fd4dca0b3d968d1727c9d967435c7658-245x198x24Listen, haters, you say what you’re gonna say but, I don’t receive that.

Thanks LL.


Absence Makes the Joke Grow Fonder

Working with pre-teens is such a trip because they repeat what they hear in an effort to look cool but without any of the necessary context to understand what they’re saying or how stupid (or inappropriate) it sounds. I used to just shake my head and laugh but now that I’m like, a legit grownup*, and a role model of sorts, I reaaaaallly feel like I should probably say something.


*Like a parent with kids I can’t give back after class ends.

Case in point: My Body is Ready


Let me share first, a fun resource I’ve just discovered that I’m sure I’m the last grandpa shouting at clouds to find: Owing to my lateness in arriving to grownup town**, I am not totally unaware of memes and their prevalence in youth culture (like a certain fake 26 year old on a show I can’t wait to see the next season of), but I’m also… like… busy, man. I got two jobs and two kids and right now, two WIPs going on so I don’t have time to engage in every bit of internet ridiculousness. So Know Your Meme is like the Cliffsnotes of middleagedom.
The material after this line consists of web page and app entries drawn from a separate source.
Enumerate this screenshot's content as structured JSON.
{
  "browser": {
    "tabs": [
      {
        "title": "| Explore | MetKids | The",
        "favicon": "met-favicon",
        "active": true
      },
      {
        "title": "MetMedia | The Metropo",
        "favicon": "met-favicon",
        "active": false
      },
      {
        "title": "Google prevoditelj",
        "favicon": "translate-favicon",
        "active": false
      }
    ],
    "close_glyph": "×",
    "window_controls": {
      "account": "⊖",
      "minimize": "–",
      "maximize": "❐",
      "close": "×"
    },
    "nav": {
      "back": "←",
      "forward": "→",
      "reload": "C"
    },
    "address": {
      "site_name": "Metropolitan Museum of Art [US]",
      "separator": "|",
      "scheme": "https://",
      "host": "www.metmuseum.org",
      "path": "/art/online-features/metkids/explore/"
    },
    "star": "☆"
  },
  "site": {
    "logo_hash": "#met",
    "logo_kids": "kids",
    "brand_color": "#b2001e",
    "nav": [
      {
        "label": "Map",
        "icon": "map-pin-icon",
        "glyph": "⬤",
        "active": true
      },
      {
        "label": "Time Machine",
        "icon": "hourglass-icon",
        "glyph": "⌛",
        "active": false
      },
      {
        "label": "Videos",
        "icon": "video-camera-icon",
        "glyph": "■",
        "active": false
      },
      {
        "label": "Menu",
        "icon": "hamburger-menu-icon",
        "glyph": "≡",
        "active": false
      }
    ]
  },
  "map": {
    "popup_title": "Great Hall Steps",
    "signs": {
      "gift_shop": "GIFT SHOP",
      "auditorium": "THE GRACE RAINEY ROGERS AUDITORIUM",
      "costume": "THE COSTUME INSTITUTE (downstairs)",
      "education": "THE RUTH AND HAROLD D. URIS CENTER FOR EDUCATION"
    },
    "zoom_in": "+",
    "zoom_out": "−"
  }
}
**I got to be an idiot for a long time before becoming a grownup, unlike Liza who spent her youth being a mombot and has to catch up to culture now to stay relevant in her profession.

And today, instead of engaging with the original material like a responsible scholar, I used the condensed version and learned the following:

“My Body is Ready” is a catchphrase mainly associated with image macros wherein the subject is posing in a seductive manner or smiling creepily, similar to the usage of “Draw Me Like One of Your French Girls.” In discussion forums, the phrase is often used to humorously convey one’s excitement or anticipation towards the impending arrival of a desirable object or an event.

The phrase was originally uttered by Nintendo executive Reggie Fils-Aime[1] during the company’s demonstration of Wii Fit at the E3 press conference held on July 11th, 2007. As Japanese game designer Shigeru Miyamoto and translator Bill Trinen unveiled the Wii Balance Board, Fils-Aime walked up onto the stage and stated “My body…My body is ready” before stepping onto the accessory to start the demonstration.

Ok, so… imagine, if you will, hearing a group of 11 to 13-year-old boys repeating the phrase over and over again while playing a physically active game. They don’t know what it means, they don’t know the implications, and they haven’t yet discovered that the repetition of joke phrases actually makes it LESS funny.

I was forced by my conscious to act.

What I wanted to say was, “Children… I do not think that means what you think it means.”


But what I actually said was, “Please stop using that phrase. It’s inappropriate.”

That one actual teenage boy present, the one who probably does engage with the material and knows exactly what the phrase means, did his best not to laugh.

“Also,” I said, because I just want to teach them the way, “repeating a joke actually makes it LESS funny. Obey the rules of comedy, kids.”

Yoda’s Little Basket

My son found the leftover stack of Yoda napkins from his birthday party, unfolded them, and lined them up across the kitchen floor.

“This is the path to baby sister,” he tells me. He walks across it with his arms out for balance.

“When you’re finished walking your path, can you put it away please?” I ask, thinking of the unholy mess of little green shreds I’ll find if the cat gets to it before I do.

“No, Mom. The path doesn’t just end,” he says. “The path never just ends.”

The path… never just ends. Hmm.

“Profoundly true, baby,” I say, thinking of endings and beginnings, doors closing and windows opening. “Wait… what?” I ask, because I’m not sure I heard that last thing he said. “Did you… just call me a poop basket?”

“Yeah,” he says, tossing a transformer behind the couch.

“Yup, that tracks.”


“You a poop basket, Mom.”